• Exercise details:
Every line with "content" in it must be copied from the data.

——

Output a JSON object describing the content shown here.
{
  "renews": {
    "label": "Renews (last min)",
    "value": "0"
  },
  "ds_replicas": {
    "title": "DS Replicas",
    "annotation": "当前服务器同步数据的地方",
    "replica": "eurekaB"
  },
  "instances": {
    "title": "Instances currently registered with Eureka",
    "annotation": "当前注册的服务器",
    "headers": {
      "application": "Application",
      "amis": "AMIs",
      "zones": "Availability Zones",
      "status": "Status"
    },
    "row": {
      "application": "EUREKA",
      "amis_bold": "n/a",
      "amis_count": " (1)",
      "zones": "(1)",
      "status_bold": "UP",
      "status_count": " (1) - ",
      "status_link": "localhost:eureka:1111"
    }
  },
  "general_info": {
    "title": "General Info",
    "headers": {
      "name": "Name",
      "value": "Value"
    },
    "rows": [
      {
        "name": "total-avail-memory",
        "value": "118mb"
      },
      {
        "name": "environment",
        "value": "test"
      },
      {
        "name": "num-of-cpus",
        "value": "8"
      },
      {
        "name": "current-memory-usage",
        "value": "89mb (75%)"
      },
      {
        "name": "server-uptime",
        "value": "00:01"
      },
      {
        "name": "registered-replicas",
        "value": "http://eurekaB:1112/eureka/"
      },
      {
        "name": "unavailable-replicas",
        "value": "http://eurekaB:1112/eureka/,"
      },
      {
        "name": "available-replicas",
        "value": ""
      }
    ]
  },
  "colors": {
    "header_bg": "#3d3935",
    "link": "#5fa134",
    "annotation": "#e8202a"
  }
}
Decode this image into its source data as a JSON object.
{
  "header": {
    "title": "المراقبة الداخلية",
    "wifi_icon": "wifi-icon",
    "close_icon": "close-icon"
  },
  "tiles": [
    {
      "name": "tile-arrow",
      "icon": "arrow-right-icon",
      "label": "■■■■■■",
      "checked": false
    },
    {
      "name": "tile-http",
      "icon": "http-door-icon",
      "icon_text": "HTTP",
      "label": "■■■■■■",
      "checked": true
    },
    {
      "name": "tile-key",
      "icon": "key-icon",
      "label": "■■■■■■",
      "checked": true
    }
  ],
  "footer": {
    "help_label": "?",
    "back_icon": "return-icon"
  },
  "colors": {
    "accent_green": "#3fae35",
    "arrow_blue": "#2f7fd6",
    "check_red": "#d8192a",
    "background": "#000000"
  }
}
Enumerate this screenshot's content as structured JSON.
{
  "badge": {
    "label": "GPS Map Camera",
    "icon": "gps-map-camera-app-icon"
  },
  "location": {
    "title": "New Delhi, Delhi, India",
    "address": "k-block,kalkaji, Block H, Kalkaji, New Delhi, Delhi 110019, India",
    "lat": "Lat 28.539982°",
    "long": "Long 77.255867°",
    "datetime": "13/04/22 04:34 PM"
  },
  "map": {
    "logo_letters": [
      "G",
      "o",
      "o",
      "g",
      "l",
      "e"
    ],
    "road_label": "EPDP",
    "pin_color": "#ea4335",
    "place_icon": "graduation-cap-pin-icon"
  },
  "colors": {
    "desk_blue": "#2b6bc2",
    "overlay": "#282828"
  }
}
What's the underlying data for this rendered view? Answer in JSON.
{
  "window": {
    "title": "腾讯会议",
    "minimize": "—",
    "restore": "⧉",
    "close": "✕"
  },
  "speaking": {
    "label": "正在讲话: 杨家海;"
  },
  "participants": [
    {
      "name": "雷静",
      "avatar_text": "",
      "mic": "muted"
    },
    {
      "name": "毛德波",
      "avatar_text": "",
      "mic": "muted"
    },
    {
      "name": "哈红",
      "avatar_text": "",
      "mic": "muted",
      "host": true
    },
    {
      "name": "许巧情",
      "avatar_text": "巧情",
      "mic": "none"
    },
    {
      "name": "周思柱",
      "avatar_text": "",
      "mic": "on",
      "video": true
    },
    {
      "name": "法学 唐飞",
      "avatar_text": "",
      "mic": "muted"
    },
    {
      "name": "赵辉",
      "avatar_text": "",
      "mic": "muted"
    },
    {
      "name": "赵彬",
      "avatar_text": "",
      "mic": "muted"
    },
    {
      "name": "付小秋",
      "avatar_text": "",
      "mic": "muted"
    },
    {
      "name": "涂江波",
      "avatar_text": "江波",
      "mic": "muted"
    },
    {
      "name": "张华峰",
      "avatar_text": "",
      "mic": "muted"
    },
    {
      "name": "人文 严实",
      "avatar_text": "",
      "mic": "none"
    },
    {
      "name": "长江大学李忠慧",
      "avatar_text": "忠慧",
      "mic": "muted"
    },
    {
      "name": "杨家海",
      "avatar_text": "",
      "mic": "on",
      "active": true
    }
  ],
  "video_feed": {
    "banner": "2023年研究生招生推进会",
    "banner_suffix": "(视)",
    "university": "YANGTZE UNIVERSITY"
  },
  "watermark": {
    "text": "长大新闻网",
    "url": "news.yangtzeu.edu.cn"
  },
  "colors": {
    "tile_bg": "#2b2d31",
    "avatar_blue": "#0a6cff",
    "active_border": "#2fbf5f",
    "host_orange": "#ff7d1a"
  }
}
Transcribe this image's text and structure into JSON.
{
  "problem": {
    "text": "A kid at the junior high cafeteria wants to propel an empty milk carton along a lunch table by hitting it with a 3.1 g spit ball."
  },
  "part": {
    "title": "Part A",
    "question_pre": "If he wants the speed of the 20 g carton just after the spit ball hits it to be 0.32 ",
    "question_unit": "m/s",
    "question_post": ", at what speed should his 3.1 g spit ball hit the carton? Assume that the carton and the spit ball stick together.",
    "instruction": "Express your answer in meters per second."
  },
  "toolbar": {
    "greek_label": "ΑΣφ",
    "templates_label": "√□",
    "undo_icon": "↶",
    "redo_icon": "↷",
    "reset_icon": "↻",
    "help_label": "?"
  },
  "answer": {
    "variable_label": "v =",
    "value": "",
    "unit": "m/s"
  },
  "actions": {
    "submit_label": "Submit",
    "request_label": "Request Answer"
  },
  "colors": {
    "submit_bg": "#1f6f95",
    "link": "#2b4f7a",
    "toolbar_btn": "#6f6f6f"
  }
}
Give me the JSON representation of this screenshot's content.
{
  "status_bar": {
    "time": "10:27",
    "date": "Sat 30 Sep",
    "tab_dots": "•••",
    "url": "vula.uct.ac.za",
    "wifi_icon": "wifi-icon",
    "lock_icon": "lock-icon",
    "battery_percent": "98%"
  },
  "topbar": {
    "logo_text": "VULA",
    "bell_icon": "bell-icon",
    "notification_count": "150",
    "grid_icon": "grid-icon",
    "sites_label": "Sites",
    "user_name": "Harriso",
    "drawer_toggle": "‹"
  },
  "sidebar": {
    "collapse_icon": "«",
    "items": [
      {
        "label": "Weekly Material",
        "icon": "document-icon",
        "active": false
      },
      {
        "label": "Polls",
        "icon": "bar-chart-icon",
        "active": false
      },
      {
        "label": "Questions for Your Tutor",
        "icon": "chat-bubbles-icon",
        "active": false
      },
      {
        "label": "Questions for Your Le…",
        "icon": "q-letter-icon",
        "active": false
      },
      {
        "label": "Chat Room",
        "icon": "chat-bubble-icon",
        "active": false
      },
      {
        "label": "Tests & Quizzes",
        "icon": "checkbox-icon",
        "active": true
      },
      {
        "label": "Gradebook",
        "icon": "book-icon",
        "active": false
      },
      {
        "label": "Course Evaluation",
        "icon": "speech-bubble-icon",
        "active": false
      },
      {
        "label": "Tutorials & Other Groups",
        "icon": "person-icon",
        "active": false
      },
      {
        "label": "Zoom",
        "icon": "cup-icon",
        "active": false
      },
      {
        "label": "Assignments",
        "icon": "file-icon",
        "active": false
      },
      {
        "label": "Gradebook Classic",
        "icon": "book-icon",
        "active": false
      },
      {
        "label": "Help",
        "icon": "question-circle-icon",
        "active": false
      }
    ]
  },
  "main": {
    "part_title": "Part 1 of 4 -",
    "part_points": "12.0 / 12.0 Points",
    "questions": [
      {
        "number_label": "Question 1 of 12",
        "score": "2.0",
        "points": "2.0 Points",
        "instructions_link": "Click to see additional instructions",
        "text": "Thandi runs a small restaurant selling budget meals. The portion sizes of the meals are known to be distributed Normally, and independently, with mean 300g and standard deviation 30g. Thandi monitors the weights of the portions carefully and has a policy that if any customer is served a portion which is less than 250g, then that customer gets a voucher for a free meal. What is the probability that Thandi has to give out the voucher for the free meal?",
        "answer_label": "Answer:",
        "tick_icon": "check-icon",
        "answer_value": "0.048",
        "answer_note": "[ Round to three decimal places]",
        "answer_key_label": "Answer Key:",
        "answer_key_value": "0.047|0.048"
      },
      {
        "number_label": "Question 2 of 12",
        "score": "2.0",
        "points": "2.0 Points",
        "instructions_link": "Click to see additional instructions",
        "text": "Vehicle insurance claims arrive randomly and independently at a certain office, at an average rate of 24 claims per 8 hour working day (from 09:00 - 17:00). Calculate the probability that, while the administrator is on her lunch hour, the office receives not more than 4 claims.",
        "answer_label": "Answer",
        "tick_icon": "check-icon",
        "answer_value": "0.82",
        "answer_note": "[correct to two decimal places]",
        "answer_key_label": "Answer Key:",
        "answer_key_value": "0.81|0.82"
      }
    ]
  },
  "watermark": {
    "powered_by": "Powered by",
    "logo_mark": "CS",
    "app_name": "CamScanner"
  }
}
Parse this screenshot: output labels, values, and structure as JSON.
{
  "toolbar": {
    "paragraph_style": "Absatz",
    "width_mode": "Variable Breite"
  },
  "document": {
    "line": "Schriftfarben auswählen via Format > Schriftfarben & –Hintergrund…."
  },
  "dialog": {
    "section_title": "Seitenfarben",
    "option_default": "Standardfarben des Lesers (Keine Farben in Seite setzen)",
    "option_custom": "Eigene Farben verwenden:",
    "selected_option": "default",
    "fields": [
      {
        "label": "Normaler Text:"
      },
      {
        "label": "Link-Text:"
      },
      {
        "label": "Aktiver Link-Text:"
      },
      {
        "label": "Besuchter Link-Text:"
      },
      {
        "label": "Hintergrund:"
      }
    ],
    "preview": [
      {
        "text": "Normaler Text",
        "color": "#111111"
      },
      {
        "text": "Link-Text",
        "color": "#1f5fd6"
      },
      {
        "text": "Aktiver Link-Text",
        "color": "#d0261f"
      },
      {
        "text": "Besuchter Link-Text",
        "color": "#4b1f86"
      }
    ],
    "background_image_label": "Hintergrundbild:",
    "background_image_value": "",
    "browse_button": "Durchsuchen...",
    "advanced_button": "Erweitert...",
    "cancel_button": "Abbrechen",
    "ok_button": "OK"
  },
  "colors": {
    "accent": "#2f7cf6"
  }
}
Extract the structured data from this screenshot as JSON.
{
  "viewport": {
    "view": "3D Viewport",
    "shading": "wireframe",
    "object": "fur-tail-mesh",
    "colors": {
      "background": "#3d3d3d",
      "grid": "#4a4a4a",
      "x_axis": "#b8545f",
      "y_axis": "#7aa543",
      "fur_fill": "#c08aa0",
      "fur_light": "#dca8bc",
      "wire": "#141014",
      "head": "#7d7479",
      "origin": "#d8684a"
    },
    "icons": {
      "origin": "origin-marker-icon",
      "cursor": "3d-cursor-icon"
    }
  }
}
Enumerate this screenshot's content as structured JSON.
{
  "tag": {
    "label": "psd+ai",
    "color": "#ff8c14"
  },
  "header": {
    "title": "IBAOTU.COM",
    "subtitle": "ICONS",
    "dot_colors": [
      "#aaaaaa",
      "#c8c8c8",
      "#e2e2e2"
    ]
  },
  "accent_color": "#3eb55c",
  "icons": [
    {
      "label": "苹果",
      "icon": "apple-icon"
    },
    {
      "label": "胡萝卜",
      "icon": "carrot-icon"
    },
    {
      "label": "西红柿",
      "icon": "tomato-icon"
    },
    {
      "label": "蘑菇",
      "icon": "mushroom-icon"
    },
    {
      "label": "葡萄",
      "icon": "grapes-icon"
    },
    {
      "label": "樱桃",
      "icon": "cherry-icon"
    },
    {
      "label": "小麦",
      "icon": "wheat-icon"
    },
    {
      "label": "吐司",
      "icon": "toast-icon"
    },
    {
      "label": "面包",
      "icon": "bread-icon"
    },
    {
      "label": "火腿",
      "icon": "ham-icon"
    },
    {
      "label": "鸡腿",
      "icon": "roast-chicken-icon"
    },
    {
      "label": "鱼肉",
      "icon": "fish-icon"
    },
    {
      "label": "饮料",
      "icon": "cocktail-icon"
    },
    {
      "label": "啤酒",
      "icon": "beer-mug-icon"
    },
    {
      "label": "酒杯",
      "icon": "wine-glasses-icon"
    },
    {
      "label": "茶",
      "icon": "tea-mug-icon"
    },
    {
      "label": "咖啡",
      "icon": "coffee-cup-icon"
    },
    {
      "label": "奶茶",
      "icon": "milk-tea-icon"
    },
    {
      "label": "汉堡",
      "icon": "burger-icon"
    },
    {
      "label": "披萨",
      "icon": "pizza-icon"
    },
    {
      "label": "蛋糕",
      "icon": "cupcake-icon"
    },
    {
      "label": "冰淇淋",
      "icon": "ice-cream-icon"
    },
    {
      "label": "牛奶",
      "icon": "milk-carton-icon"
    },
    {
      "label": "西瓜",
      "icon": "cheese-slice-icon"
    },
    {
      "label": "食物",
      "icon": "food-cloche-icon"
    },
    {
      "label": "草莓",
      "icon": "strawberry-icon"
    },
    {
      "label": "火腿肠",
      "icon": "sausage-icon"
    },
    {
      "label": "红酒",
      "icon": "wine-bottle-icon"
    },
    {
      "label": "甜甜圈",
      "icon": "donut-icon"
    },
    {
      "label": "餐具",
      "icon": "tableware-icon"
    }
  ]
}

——

• Reply:
Output a JSON object describing the content shown here.
Enumerate this screenshot's content as structured JSON.
Give me the JSON representation of this screenshot's content.
Enumerate this screenshot's content as structured JSON.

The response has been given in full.